PROBLEM DESCRIPTION
Return all lines from the listing below that include the word "image".

GIVEN DATA
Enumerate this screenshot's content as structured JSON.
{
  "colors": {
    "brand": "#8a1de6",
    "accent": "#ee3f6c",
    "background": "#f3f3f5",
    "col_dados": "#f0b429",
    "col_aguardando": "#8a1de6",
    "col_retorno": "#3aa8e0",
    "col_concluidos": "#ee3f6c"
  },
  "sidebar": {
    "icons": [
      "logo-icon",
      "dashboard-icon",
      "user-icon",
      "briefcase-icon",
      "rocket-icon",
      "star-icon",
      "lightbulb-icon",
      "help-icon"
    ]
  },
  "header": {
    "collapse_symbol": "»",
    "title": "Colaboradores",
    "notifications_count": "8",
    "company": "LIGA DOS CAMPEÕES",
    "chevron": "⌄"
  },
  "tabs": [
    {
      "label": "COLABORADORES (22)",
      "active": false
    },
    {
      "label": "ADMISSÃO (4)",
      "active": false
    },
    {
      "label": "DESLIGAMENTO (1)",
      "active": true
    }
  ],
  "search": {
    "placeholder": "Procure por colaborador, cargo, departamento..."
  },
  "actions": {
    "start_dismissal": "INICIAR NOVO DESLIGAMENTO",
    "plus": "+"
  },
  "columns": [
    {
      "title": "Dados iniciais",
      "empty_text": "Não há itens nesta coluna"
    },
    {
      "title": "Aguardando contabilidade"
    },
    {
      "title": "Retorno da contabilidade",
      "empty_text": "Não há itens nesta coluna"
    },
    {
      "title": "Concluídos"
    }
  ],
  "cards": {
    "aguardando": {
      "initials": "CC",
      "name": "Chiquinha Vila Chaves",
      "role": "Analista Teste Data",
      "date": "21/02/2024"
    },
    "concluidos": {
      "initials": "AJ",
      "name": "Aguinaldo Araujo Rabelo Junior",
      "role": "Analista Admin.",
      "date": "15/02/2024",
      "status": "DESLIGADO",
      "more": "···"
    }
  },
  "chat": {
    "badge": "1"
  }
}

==

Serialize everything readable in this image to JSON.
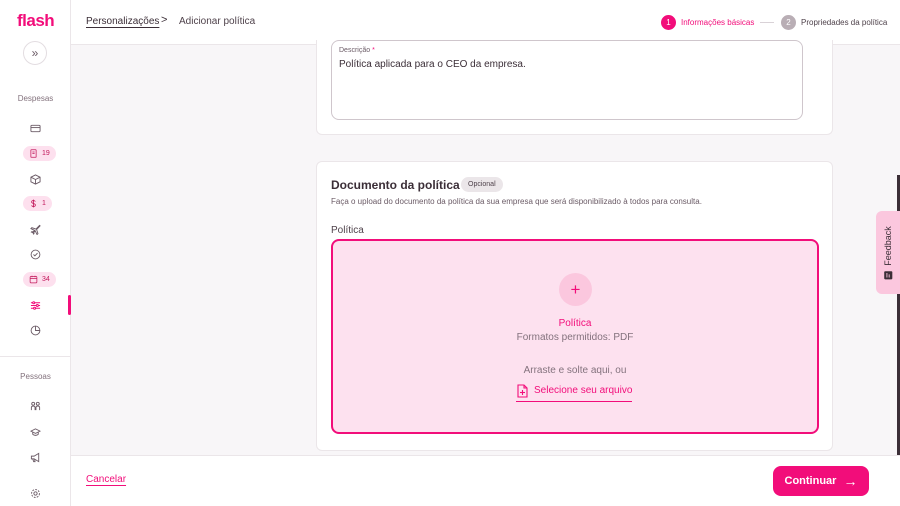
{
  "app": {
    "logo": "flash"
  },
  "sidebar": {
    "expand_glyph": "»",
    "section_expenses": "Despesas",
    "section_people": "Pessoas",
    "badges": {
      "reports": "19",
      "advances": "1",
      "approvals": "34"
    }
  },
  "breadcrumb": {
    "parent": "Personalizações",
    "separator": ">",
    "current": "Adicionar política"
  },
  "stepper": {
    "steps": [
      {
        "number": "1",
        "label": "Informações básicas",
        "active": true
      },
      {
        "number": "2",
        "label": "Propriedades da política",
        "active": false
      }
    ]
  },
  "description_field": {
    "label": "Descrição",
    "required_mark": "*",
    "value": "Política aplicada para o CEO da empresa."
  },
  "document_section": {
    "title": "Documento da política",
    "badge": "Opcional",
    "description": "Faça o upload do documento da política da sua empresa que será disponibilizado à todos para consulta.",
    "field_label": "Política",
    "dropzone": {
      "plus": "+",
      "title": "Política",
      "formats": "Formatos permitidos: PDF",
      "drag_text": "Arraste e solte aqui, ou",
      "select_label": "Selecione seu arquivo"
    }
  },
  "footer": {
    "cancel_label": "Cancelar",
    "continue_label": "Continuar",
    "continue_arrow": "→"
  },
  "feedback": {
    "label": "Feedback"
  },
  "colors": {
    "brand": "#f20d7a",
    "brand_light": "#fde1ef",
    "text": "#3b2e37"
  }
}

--

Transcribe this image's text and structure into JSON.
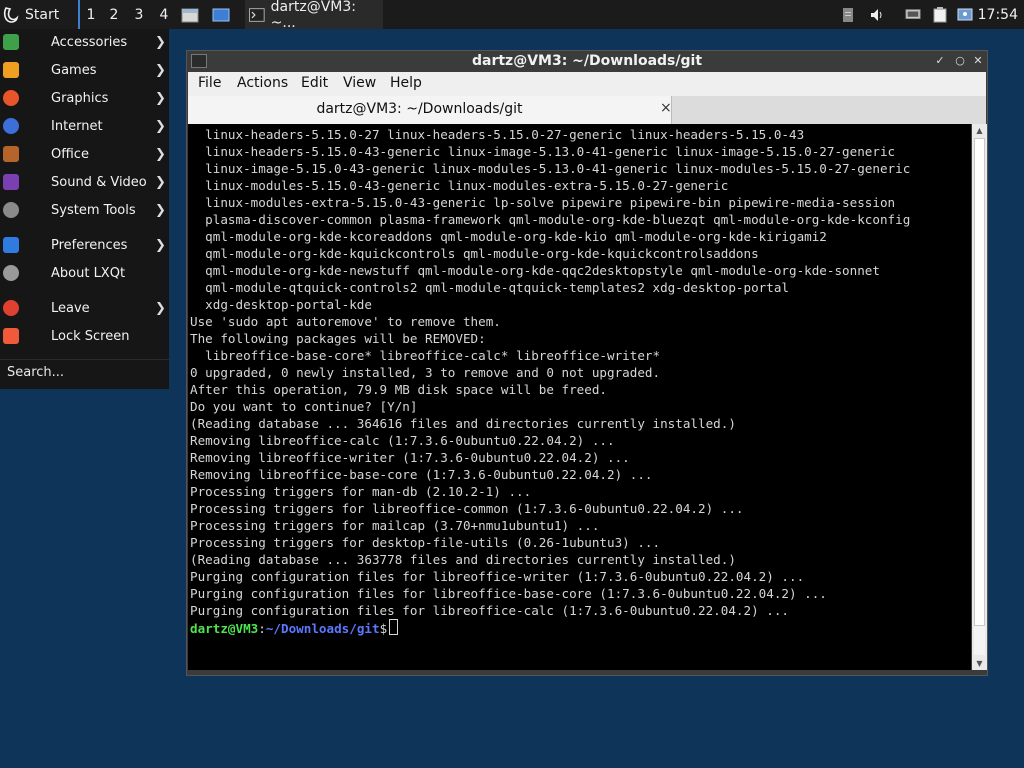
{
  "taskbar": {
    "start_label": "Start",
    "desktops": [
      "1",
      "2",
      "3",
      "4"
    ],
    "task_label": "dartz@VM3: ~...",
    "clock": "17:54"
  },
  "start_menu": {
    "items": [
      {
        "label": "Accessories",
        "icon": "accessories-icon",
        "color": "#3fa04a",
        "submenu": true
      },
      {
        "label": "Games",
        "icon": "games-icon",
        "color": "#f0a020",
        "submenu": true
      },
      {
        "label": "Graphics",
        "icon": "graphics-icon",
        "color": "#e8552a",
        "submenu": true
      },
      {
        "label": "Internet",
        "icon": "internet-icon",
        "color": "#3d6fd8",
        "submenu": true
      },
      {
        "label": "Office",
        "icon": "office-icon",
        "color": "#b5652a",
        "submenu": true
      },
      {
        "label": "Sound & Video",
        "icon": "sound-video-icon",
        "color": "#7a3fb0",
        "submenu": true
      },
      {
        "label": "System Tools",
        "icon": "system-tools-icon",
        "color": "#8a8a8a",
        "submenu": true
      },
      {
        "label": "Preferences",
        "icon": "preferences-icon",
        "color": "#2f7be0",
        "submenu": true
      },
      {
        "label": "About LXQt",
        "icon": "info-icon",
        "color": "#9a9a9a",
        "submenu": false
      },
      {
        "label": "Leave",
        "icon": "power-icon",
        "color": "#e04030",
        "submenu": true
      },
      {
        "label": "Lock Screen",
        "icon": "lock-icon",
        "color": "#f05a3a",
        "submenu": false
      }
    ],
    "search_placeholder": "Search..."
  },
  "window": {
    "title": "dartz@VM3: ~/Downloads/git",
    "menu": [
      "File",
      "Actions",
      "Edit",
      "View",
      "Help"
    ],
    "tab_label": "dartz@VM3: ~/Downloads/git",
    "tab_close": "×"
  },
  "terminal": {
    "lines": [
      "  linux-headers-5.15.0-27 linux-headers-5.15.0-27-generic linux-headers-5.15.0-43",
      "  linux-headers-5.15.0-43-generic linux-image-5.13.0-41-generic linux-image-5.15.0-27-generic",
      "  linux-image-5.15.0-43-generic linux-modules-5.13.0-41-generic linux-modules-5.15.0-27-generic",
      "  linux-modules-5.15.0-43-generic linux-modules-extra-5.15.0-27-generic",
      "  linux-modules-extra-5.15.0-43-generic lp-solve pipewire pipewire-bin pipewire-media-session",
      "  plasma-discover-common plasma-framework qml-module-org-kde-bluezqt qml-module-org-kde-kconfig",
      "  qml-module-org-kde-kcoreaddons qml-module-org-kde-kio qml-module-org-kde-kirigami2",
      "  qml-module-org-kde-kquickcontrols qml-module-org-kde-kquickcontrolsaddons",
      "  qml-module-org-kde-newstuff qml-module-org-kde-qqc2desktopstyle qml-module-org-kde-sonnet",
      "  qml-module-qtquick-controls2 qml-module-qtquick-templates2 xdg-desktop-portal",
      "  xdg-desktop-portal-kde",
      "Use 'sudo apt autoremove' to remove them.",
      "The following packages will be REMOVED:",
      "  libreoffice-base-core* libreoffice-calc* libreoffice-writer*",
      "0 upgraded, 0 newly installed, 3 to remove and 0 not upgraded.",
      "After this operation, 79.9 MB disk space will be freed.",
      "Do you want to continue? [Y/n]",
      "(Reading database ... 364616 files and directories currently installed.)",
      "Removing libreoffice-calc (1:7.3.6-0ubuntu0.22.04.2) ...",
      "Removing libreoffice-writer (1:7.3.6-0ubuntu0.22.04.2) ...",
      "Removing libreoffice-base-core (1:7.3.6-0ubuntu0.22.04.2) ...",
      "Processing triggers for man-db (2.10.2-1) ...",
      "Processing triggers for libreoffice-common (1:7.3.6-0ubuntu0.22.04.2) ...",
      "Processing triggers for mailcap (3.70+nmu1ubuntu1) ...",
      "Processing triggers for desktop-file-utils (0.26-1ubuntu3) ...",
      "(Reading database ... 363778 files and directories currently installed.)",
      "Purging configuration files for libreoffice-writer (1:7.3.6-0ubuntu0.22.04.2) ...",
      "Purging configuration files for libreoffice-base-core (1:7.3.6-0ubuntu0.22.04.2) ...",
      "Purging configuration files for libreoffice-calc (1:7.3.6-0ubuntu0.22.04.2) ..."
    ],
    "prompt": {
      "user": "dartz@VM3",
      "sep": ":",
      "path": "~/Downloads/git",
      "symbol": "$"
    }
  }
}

OUTPUT
Serialize everything readable in this image to JSON.
Transcribe this image's text and structure into JSON.
      "  linux-headers-5.15.0-43-generic linux-image-5.13.0-41-generic linux-image-5.15.0-27-generic",
      "  linux-image-5.15.0-43-generic linux-modules-5.13.0-41-generic linux-modules-5.15.0-27-generic",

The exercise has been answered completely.